**Task to carry out:**
Each record that follows should be repeated exactly, minus any images.

··········

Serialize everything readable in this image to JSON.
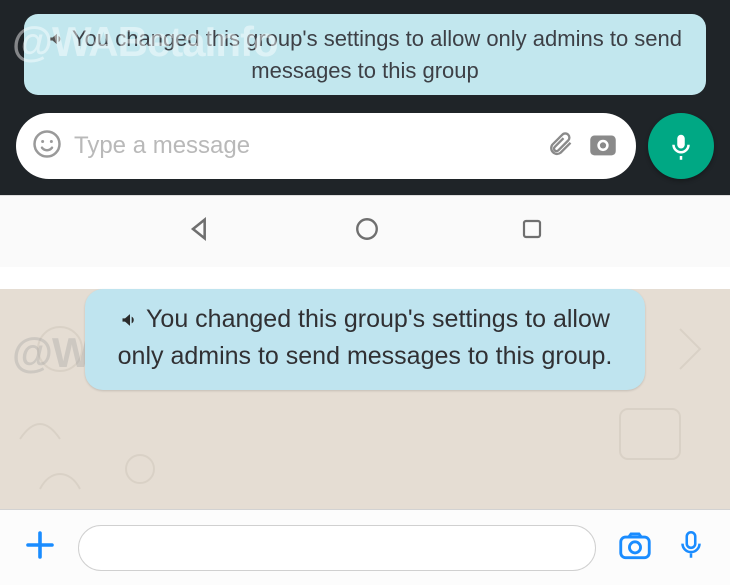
{
  "watermark": "@WABetaInfo",
  "top": {
    "system_message": "You changed this group's settings to allow only admins to send messages to this group",
    "input_placeholder": "Type a message"
  },
  "bottom": {
    "system_message": "You changed this group's settings to allow only admins to send messages to this group."
  }
}
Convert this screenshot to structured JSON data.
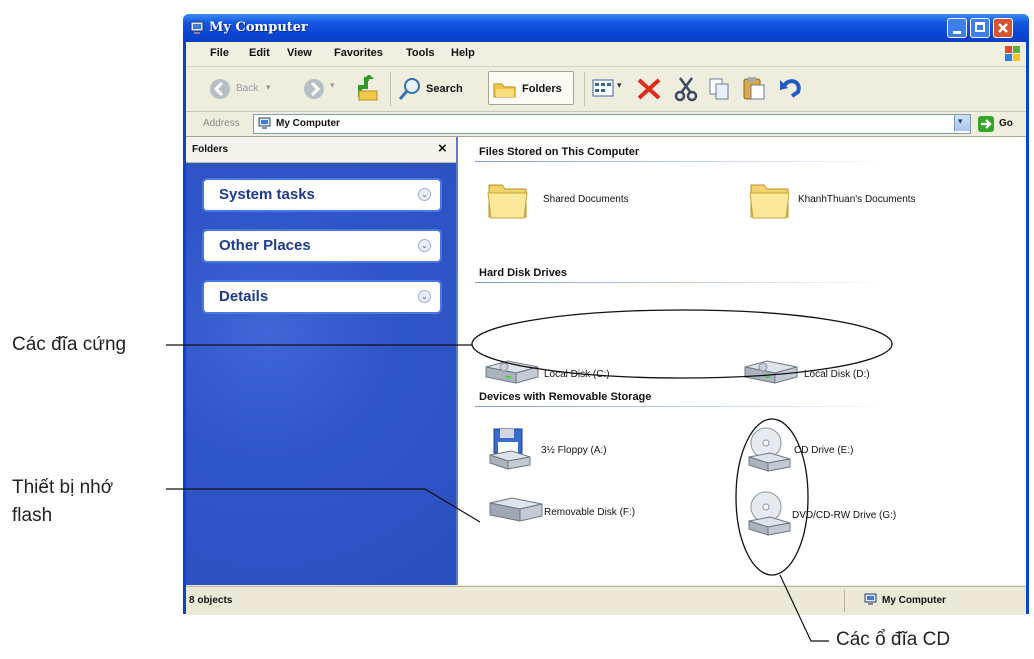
{
  "window": {
    "title": "My Computer"
  },
  "menu": [
    "File",
    "Edit",
    "View",
    "Favorites",
    "Tools",
    "Help"
  ],
  "toolbar": {
    "back": "Back",
    "search": "Search",
    "folders": "Folders"
  },
  "address": {
    "label": "Address",
    "value": "My Computer",
    "go": "Go"
  },
  "left_pane": {
    "header": "Folders",
    "close": "×",
    "tasks": [
      "System tasks",
      "Other Places",
      "Details"
    ]
  },
  "right_pane": {
    "groups": [
      {
        "title": "Files Stored on This Computer",
        "items": [
          "Shared Documents",
          "KhanhThuan's Documents"
        ]
      },
      {
        "title": "Hard Disk Drives",
        "items": [
          "Local Disk (C:)",
          "Local Disk (D:)"
        ]
      },
      {
        "title": "Devices with Removable Storage",
        "items": [
          "3½ Floppy (A:)",
          "CD Drive (E:)",
          "Removable Disk (F:)",
          "DVD/CD-RW Drive (G:)"
        ]
      }
    ]
  },
  "status": {
    "count": "8 objects",
    "location": "My Computer"
  },
  "annotations": {
    "hard_disks": "Các đĩa cứng",
    "flash_line1": "Thiết bị nhớ",
    "flash_line2": "flash",
    "cd_drives": "Các ổ đĩa CD"
  },
  "colors": {
    "titlebar": "#0a46d6",
    "task_pane": "#2f56c8",
    "window_bg": "#ece9d8"
  }
}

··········

**The answer:**
Serialize everything readable in this image to JSON.
{
  "watermark": "@WABetaInfo",
  "top": {
    "system_message": "You changed this group's settings to allow only admins to send messages to this group",
    "input_placeholder": "Type a message"
  },
  "bottom": {
    "system_message": "You changed this group's settings to allow only admins to send messages to this group."
  }
}
Convert this screenshot to structured JSON data.
{
  "window": {
    "title": "My Computer"
  },
  "menu": [
    "File",
    "Edit",
    "View",
    "Favorites",
    "Tools",
    "Help"
  ],
  "toolbar": {
    "back": "Back",
    "search": "Search",
    "folders": "Folders"
  },
  "address": {
    "label": "Address",
    "value": "My Computer",
    "go": "Go"
  },
  "left_pane": {
    "header": "Folders",
    "close": "×",
    "tasks": [
      "System tasks",
      "Other Places",
      "Details"
    ]
  },
  "right_pane": {
    "groups": [
      {
        "title": "Files Stored on This Computer",
        "items": [
          "Shared Documents",
          "KhanhThuan's Documents"
        ]
      },
      {
        "title": "Hard Disk Drives",
        "items": [
          "Local Disk (C:)",
          "Local Disk (D:)"
        ]
      },
      {
        "title": "Devices with Removable Storage",
        "items": [
          "3½ Floppy (A:)",
          "CD Drive (E:)",
          "Removable Disk (F:)",
          "DVD/CD-RW Drive (G:)"
        ]
      }
    ]
  },
  "status": {
    "count": "8 objects",
    "location": "My Computer"
  },
  "annotations": {
    "hard_disks": "Các đĩa cứng",
    "flash_line1": "Thiết bị nhớ",
    "flash_line2": "flash",
    "cd_drives": "Các ổ đĩa CD"
  },
  "colors": {
    "titlebar": "#0a46d6",
    "task_pane": "#2f56c8",
    "window_bg": "#ece9d8"
  }
}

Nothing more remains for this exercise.